The first line of a book tells you a lot about the adventure you’re about to go on. Margaret Owen, author of the YA fantasy novel The Merciful Crow, is a big believer in opening lines. Her debut has a fantastic one: “Pa was taking too long to cut the boys’ throats.” With a killer first line like that, it’s no wonder this is one of our must-reads of the summer. To celebrate the book’s release, Owen lists some of her favorite first lines in YA novels, and shares what she loves about them.
I’ll be the first to admit I’m an insufferable snob about a book’s first line. Do I think it makes or breaks a book? Not really. Do I have high standards for what makes a good opening line anyway? Absolutely. A good first line grabs your attention and tells you what kind of book you’re in for. A killer first line grabs your attention, stuffs you into the backseat of the first paragraph, and drives off with you before you have a chance to catch your breath.

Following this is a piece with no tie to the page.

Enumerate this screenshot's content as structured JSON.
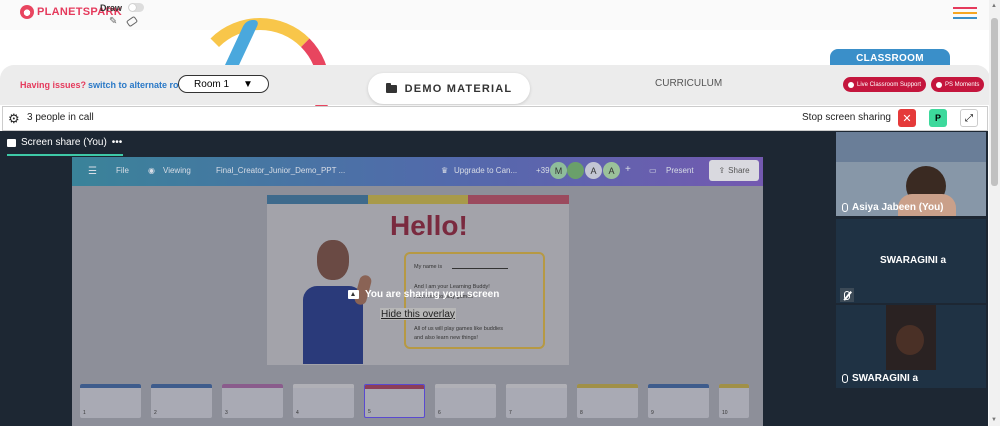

When I sat down to put together a list of the best first lines in YA, I knew that was an impossible task, so forgive me if I’ve left out your favorite. Instead, I’ve pulled six first lines that are each top-notch in their own way, and I’m going to tell you why.
The Impossible Normal
The Weight of Our Sky by Hanna Alkaf
First line: “By the time school ends on Tuesday, my mother has died seventeen times.”
One of my pet peeves in opening lines is a fake-out. If your first line is “Today, I drowned a man” and then we find out that you’re talking about a gingerbread man you dunked in a glass of milk, that’s disappointing (and a kind of macabre way to think about your snacks). However, this first line takes that fake-out and flips it: The impossible fact that Melati’s mother has died seventeen times is expertly juxtaposed with the matter-of-fact tone. That conflict gives you no choice but to read on!
The Bad Omen
Sorcery of Thorns by Margaret Rogerson
First line: “Night fell as death rode into the Great Library of Summershall. It arrived within a carriage.”
Right away, we know a couple things: We’re not in our world, we’re in a pre-Industrial Age setting, and “death” isn’t an exaggeration but instead a tangible thing that is heading directly for our narrator. One of the techniques of raising suspense is to shift the audience’s question from “what is the threat?” to “what will the threat do to our heroes?” and we see that executed perfectly here. Death has arrived; what does that mean for the narrator?
The Curtain Rising
The Belles by Dhonielle Clayton
First line: “We all turned sixteen today, and for any normal girl that would mean raspberry and lemon macarons and tiny pastel blimps and pink champagne and card games. Maybe even a teacup elephant.”
It doesn’t all have to be death and murder, and The Belles proves that in spades. The magic of this opening is in how deftly it establishes two things. First: the luxurious, opulent world the book is set in—macarons! Champagne! Miniature elephants for pets! And second, the knife hidden under all the taffeta: the girls who make up the “we” are separate from this world. You’ll notice a pattern of all these lines raising questions; The Belles steers us to ask why these girls are set apart, and read on to find out.
The Object Out of Place
The Girl From Everywhere by Heidi Heilig
First line: “It was the kind of August day that hinted at monsoons, and the year was 1774, though not for very much longer.”
This is another line that proves the stakes don’t have to be deadly to be gripping. This sentence is like a glass of iced tea spiked with gin: You think you know where it’s going until the twist at the end. (I probably shouldn’t make alcohol metaphors in a listicle on YA books. Kids, don’t drink until you’re 21, or I’ll get in trouble. I’m pretty sure that’s how the law works.) The point is, this is a particularly elegant first line that knows how the readers think it’s going to end, and uses that to snare the readers before they even realize they’ve been caught.
The Shot Across the Bow
Labyrinth Lost by Zoraida Córdova
First line: “The second time I saw my dead aunt Rosaria, she was dancing.”
This is one hell of a first line. It doesn’t just raise questions, it raises the dead! You could know absolutely nothing about the book, read that line, and get an extremely accurate idea of the kind of ride you’re in for. It’s also vivid and intriguing, setting up a mystery that you have no choice but to unravel.
The Bleeding Edge
Scavenge the Stars by Tara Sim
First line: “The first thing Silverfish had learned onboard the Brackish was how to hold a knife. Not the useful kind that could gut a man, but something smaller, duller, and better suited for a child’s grip.”
I’m cheating a bit here, because this isn’t out yet, but this is an extraordinary first line on a lot of levels. In just a few words, it paints a stark portrait of our heroine: She’s been proficient with a knife since she was a child, and she’d find her blade more useful if it could gut a man. Priorities! It also subtly prompts other questions: Why is that what she learned first? Why is she on this ship? What made her this way? This is an opener that pulls a knife on you and dares you try putting the book down.
Margaret Owen was born and raised at the end of the Oregon Trail, and now lives and writes in Seattle while negotiating a long-term hostage situation with her two monstrous cats. In her free time, she enjoys exploring ill-advised travel destinations and raising money for social justice nonprofits through her illustrations.